The greens are heavily fescue populated and dense with no thatch. The sward comprises around 60% fescue with the remaining 40% made up of browntopbent (15 to 20%), Poa and some rye grasses. The greens are built on natural indigenous sandy soils which have been characterised as fine sand tending to compact down more readily than a medium size sand, which is why we have to aerate more frequently to reduce this compacting effect.
Our policies of good aeration, along with minimum feeding and watering, tend to encourage deep rooting. We have root mass growing down to 300 mm on some greens. The high content of fescues and bents means that our greens are finer textured which is ideal for firm and fast surfaces. We try to maintain stimpmeter readings to about 9.5 which, coupled with the slopes and contours of our greens, can make them very fast and challenging.
Since I have been here in 1991, we have very rarely sprayed any fungicides. The combination of good cultural practices of minimal applications of feeds and water combined with regular, brushing, grooming, verticutting and topdressing have reduced thatch content, thus reducing the chance of creating an environment for disease to establish.
We only apply between 50-90Kg of Nitrogen per hectare per year to the greens (even less on the Old Course) we take regular soil samples to ensure we know what nutrients are required. Our only other feeds are some seaweed products and the odd application of iron to harden up the greens prior to winter. The tees receive a similar amount and we don't fertilise the fairways
Overseeding the greens is a difficult process due to the constant demand for play and the fact that major or important tournaments are played during the optimum weather windows for germination, July to September. We are now trying to overseed any small areas at every opportunity and having large greens helps this. This year, our last major event, the Dunhill Links Championship, finishes on October 2nd. We will overseed straight after this event and hope soil and air temperatures are still favourable for effective seed germination.

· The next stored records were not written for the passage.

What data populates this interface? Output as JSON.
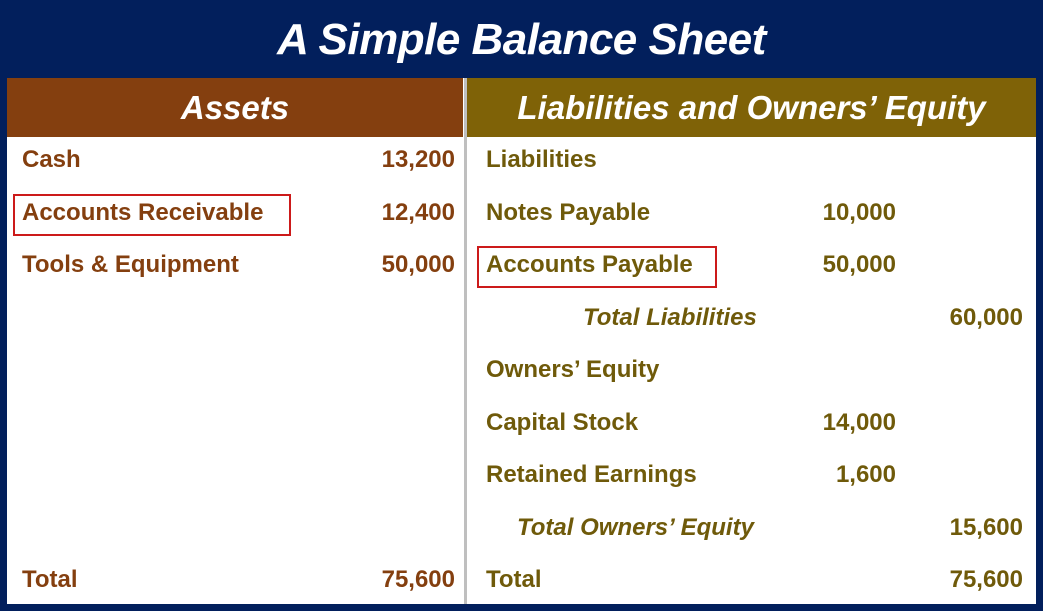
{
  "title": "A Simple Balance Sheet",
  "colors": {
    "frame": "#021f5c",
    "assets_header": "#843f0f",
    "liabilities_header": "#7f6207",
    "highlight_box": "#cc1a1a",
    "assets_text": "#843f0f",
    "liabilities_text": "#6f5a0a"
  },
  "assets": {
    "header": "Assets",
    "rows": [
      {
        "label": "Cash",
        "value": "13,200"
      },
      {
        "label": "Accounts Receivable",
        "value": "12,400",
        "highlighted": true
      },
      {
        "label": "Tools & Equipment",
        "value": "50,000"
      }
    ],
    "total": {
      "label": "Total",
      "value": "75,600"
    }
  },
  "liabilities_equity": {
    "header": "Liabilities and Owners’ Equity",
    "liabilities_label": "Liabilities",
    "liabilities": [
      {
        "label": "Notes Payable",
        "value": "10,000"
      },
      {
        "label": "Accounts Payable",
        "value": "50,000",
        "highlighted": true
      }
    ],
    "total_liabilities": {
      "label": "Total Liabilities",
      "value": "60,000"
    },
    "equity_label": "Owners’ Equity",
    "equity": [
      {
        "label": "Capital Stock",
        "value": "14,000"
      },
      {
        "label": "Retained Earnings",
        "value": "1,600"
      }
    ],
    "total_equity": {
      "label": "Total Owners’ Equity",
      "value": "15,600"
    },
    "total": {
      "label": "Total",
      "value": "75,600"
    }
  }
}
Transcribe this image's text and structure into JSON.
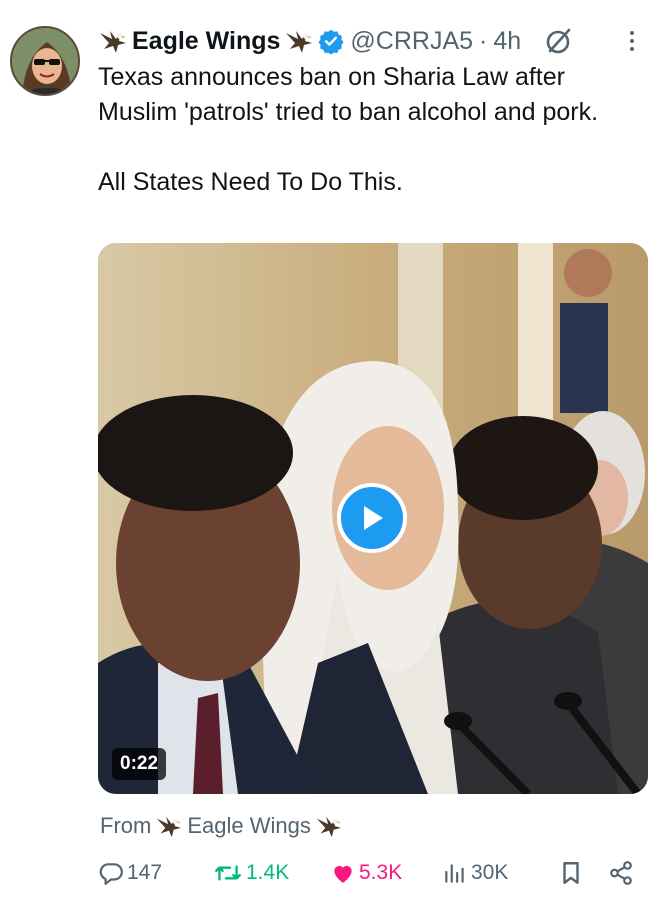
{
  "author": {
    "display_name": "Eagle Wings",
    "handle": "@CRRJA5",
    "separator": "·",
    "time": "4h",
    "verified_color": "#1d9bf0"
  },
  "tweet": {
    "line1": "Texas announces ban on Sharia Law after Muslim 'patrols' tried to ban alcohol and pork.",
    "line2": "All States Need To Do This."
  },
  "media": {
    "duration": "0:22"
  },
  "from": {
    "label": "From",
    "source": "Eagle Wings"
  },
  "metrics": {
    "replies": "147",
    "reposts": "1.4K",
    "likes": "5.3K",
    "views": "30K"
  },
  "colors": {
    "accent": "#1d9bf0",
    "repost": "#00ba7c",
    "like": "#f91880",
    "secondary": "#536471"
  },
  "icons": [
    "eagle-icon",
    "verified-badge-icon",
    "grok-icon",
    "more-icon",
    "play-icon",
    "reply-icon",
    "repost-icon",
    "like-icon",
    "views-icon",
    "bookmark-icon",
    "share-icon"
  ]
}
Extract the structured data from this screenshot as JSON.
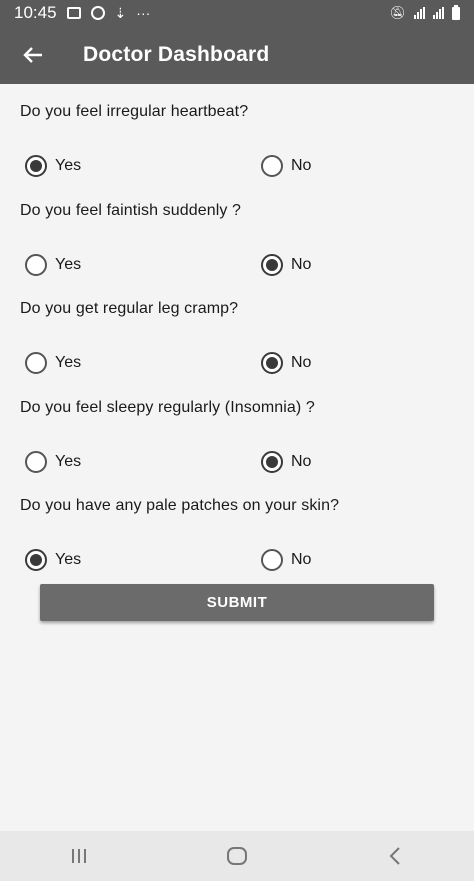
{
  "status_bar": {
    "time": "10:45",
    "dots": "···"
  },
  "app_bar": {
    "title": "Doctor Dashboard"
  },
  "questions": [
    {
      "text": "Do you feel irregular heartbeat?",
      "options": [
        "Yes",
        "No"
      ],
      "selected": "Yes"
    },
    {
      "text": "Do you feel faintish suddenly ?",
      "options": [
        "Yes",
        "No"
      ],
      "selected": "No"
    },
    {
      "text": "Do you get regular leg cramp?",
      "options": [
        "Yes",
        "No"
      ],
      "selected": "No"
    },
    {
      "text": "Do you feel sleepy regularly (Insomnia) ?",
      "options": [
        "Yes",
        "No"
      ],
      "selected": "No"
    },
    {
      "text": "Do you have any pale patches on your skin?",
      "options": [
        "Yes",
        "No"
      ],
      "selected": "Yes"
    }
  ],
  "submit_label": "SUBMIT",
  "colors": {
    "app_bar": "#5a5a5a",
    "button": "#6b6b6b",
    "background": "#f4f4f4"
  },
  "icons": {
    "back": "arrow-left-icon",
    "nav_recent": "recent-apps-icon",
    "nav_home": "home-icon",
    "nav_back": "chevron-left-icon"
  }
}
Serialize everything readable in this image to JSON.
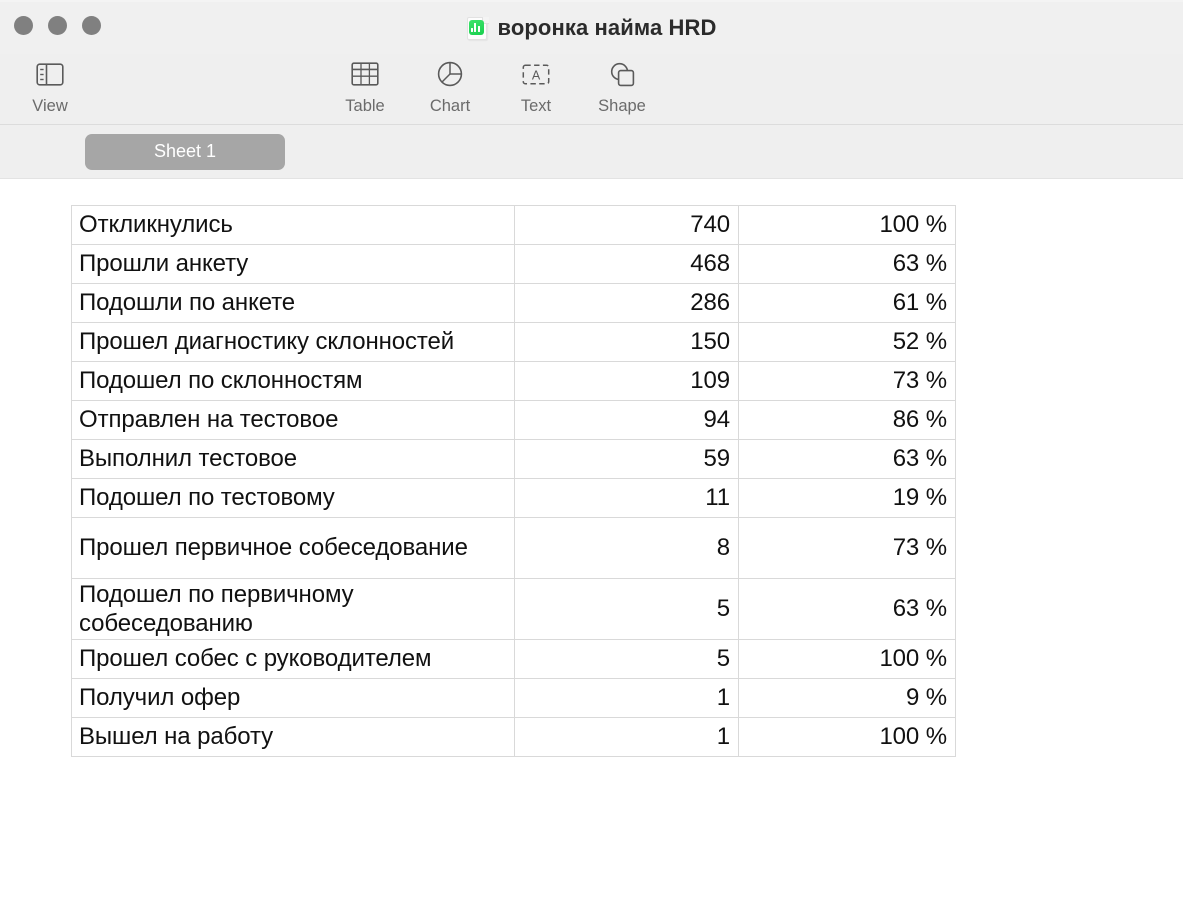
{
  "window": {
    "title": "воронка найма HRD",
    "doc_icon": "numbers-document-icon",
    "traffic_lights": [
      "close-button",
      "minimize-button",
      "zoom-button"
    ]
  },
  "toolbar": {
    "items": [
      {
        "label": "View",
        "icon": "sidebar-icon"
      },
      {
        "label": "Table",
        "icon": "table-grid-icon"
      },
      {
        "label": "Chart",
        "icon": "pie-chart-icon"
      },
      {
        "label": "Text",
        "icon": "text-box-icon"
      },
      {
        "label": "Shape",
        "icon": "shapes-icon"
      }
    ]
  },
  "sheetbar": {
    "tabs": [
      {
        "label": "Sheet 1",
        "active": true
      }
    ]
  },
  "table": {
    "columns": [
      "stage",
      "count",
      "conversion"
    ],
    "rows": [
      {
        "label": "Откликнулись",
        "count": "740",
        "pct": "100 %",
        "tall": false
      },
      {
        "label": "Прошли анкету",
        "count": "468",
        "pct": "63 %",
        "tall": false
      },
      {
        "label": "Подошли по анкете",
        "count": "286",
        "pct": "61 %",
        "tall": false
      },
      {
        "label": "Прошел диагностику склонностей",
        "count": "150",
        "pct": "52 %",
        "tall": false
      },
      {
        "label": "Подошел по склонностям",
        "count": "109",
        "pct": "73 %",
        "tall": false
      },
      {
        "label": "Отправлен на тестовое",
        "count": "94",
        "pct": "86 %",
        "tall": false
      },
      {
        "label": "Выполнил тестовое",
        "count": "59",
        "pct": "63 %",
        "tall": false
      },
      {
        "label": "Подошел по тестовому",
        "count": "11",
        "pct": "19 %",
        "tall": false
      },
      {
        "label": "Прошел первичное собеседование",
        "count": "8",
        "pct": "73 %",
        "tall": true
      },
      {
        "label": "Подошел по первичному собеседованию",
        "count": "5",
        "pct": "63 %",
        "tall": true
      },
      {
        "label": "Прошел собес с руководителем",
        "count": "5",
        "pct": "100 %",
        "tall": false
      },
      {
        "label": "Получил офер",
        "count": "1",
        "pct": "9 %",
        "tall": false
      },
      {
        "label": "Вышел на работу",
        "count": "1",
        "pct": "100 %",
        "tall": false
      }
    ]
  },
  "colors": {
    "chrome": "#efefef",
    "titlebar": "#f0f0f0",
    "tab_active": "#a6a6a6",
    "grid_line": "#d9d9d9",
    "icon_green": "#18cf4e",
    "text": "#111111",
    "toolbar_label": "#6b6b6b"
  }
}
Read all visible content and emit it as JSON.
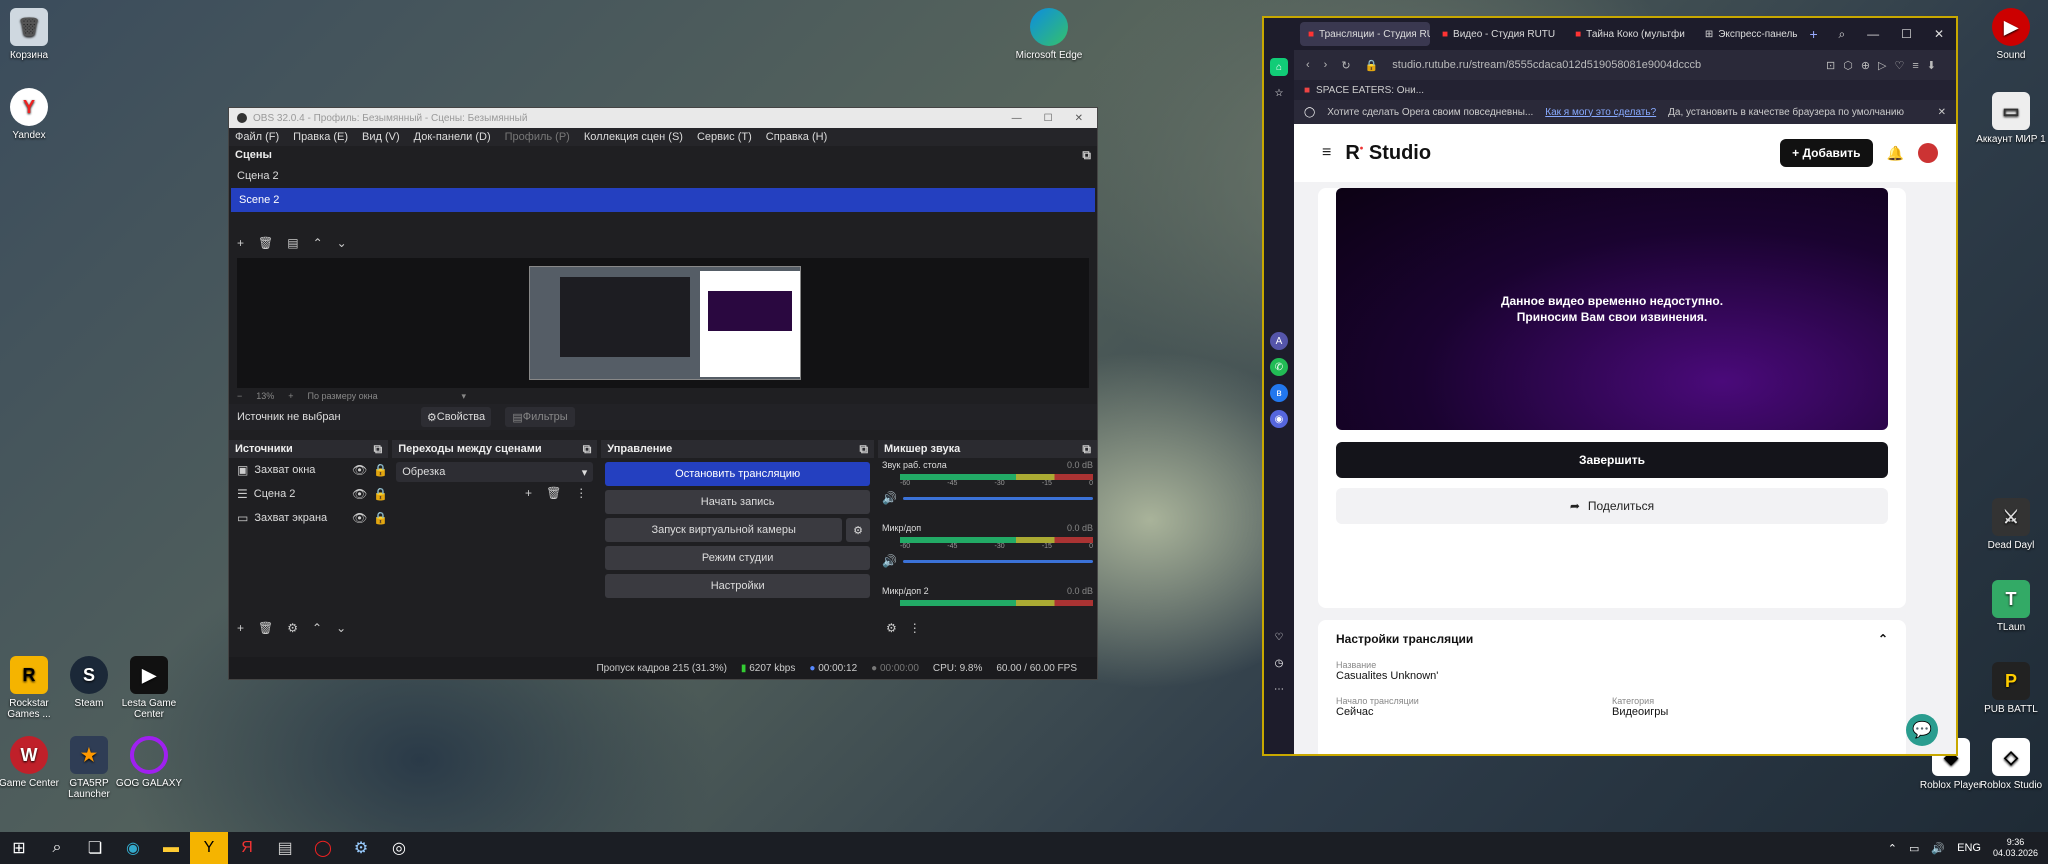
{
  "desktop": {
    "left_icons": [
      {
        "label": "Корзина"
      },
      {
        "label": "Yandex"
      },
      {
        "label": "Rockstar Games ..."
      },
      {
        "label": "Steam"
      },
      {
        "label": "Lesta Game Center"
      },
      {
        "label": "Game Center"
      },
      {
        "label": "GTA5RP Launcher"
      },
      {
        "label": "GOG GALAXY"
      }
    ],
    "right_icons": [
      {
        "label": "Microsoft Edge"
      },
      {
        "label": "Sound"
      },
      {
        "label": "Аккаунт МИР 1"
      },
      {
        "label": "Dead Dayl"
      },
      {
        "label": "TLaun"
      },
      {
        "label": "PUB BATTL"
      },
      {
        "label": "Roblox Player"
      },
      {
        "label": "Roblox Studio"
      }
    ]
  },
  "obs": {
    "title": "OBS 32.0.4 - Профиль: Безымянный - Сцены: Безымянный",
    "menu": [
      "Файл (F)",
      "Правка (E)",
      "Вид (V)",
      "Док-панели (D)",
      "Профиль (P)",
      "Коллекция сцен (S)",
      "Сервис (T)",
      "Справка (H)"
    ],
    "scenes_title": "Сцены",
    "scenes": [
      "Сцена 2",
      "Scene 2"
    ],
    "zoom": "13%",
    "zoom_mode": "По размеру окна",
    "no_source": "Источник не выбран",
    "props_btn": "Свойства",
    "filters_btn": "Фильтры",
    "sources_title": "Источники",
    "sources": [
      "Захват окна",
      "Сцена 2",
      "Захват экрана"
    ],
    "transitions_title": "Переходы между сценами",
    "transition": "Обрезка",
    "controls_title": "Управление",
    "controls": [
      "Остановить трансляцию",
      "Начать запись",
      "Запуск виртуальной камеры",
      "Режим студии",
      "Настройки"
    ],
    "mixer_title": "Микшер звука",
    "mixer": [
      {
        "name": "Звук раб. стола",
        "db": "0.0 dB"
      },
      {
        "name": "Микр/доп",
        "db": "0.0 dB"
      },
      {
        "name": "Микр/доп 2",
        "db": "0.0 dB"
      }
    ],
    "meter_scale": [
      "-60",
      "-55",
      "-50",
      "-45",
      "-40",
      "-35",
      "-30",
      "-25",
      "-20",
      "-15",
      "-10",
      "-5",
      "0"
    ],
    "status": {
      "dropped": "Пропуск кадров 215 (31.3%)",
      "bitrate": "6207 kbps",
      "stream_time": "00:00:12",
      "rec_time": "00:00:00",
      "cpu": "CPU: 9.8%",
      "fps": "60.00 / 60.00 FPS"
    }
  },
  "browser": {
    "tabs": [
      "Трансляции - Студия RU",
      "Видео - Студия RUTU",
      "Тайна Коко (мультфи",
      "Экспресс-панель"
    ],
    "url": "studio.rutube.ru/stream/8555cdaca012d519058081e9004dcccb",
    "bookmark": "SPACE EATERS: Они...",
    "notice": "Хотите сделать Opera своим повседневны...",
    "notice_link": "Как я могу это сделать?",
    "notice_btn": "Да, установить в качестве браузера по умолчанию",
    "logo": "Studio",
    "add_btn": "Добавить",
    "video_msg1": "Данное видео временно недоступно.",
    "video_msg2": "Приносим Вам свои извинения.",
    "finish_btn": "Завершить",
    "share_btn": "Поделиться",
    "settings_title": "Настройки трансляции",
    "name_label": "Название",
    "name_value": "Casualites Unknown'",
    "start_label": "Начало трансляции",
    "start_value": "Сейчас",
    "category_label": "Категория",
    "category_value": "Видеоигры"
  },
  "taskbar": {
    "lang": "ENG",
    "time": "9:36",
    "date": "04.03.2026"
  }
}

We are very well mechanised, utilising TORO equipment for the maintenance of greens and tees, Ransomes/Jacobsen for fairways, semi rough and rough, Ford/New Holland and McCormick tractors, along with various other equipment.
All the courses are open seven days a week, except for the Old Course, which other than for a handful of particular events each year is closed on Sundays. We use this opportunity to carry out any necessary works to keep the Old Course in tip top condition and at the same time we avoid disturbing golfers
We are also governed by our environment strategy which states that we endorse the adoption of environmentally friendly practices throughout the Links, and recognise the importance of such practices not only locally, but nationally and globally.
These practices include waste minimisation and recycling, energy efficiency, minimal use of chemicals, water resource management and nature and landscape conservation. To achieve this it is important to keep up with legislation and technology changes.
Communication is a key element in achieving the standards we set at St Andrews. All the greenkeeping staff have the opportunity to attend regular meetings and training days to keep them up to speed with the latest technologies. We are lucky in that along with Elmwood College which is just down the road we are able to send a number of our staff to various places to obtain the necessary training and education requirements to do their jobs.
For more information about St Andrews Links, contact:
St Andrews Links Trust
Telephone : 01334 466666 Web: www.standrews.org.uk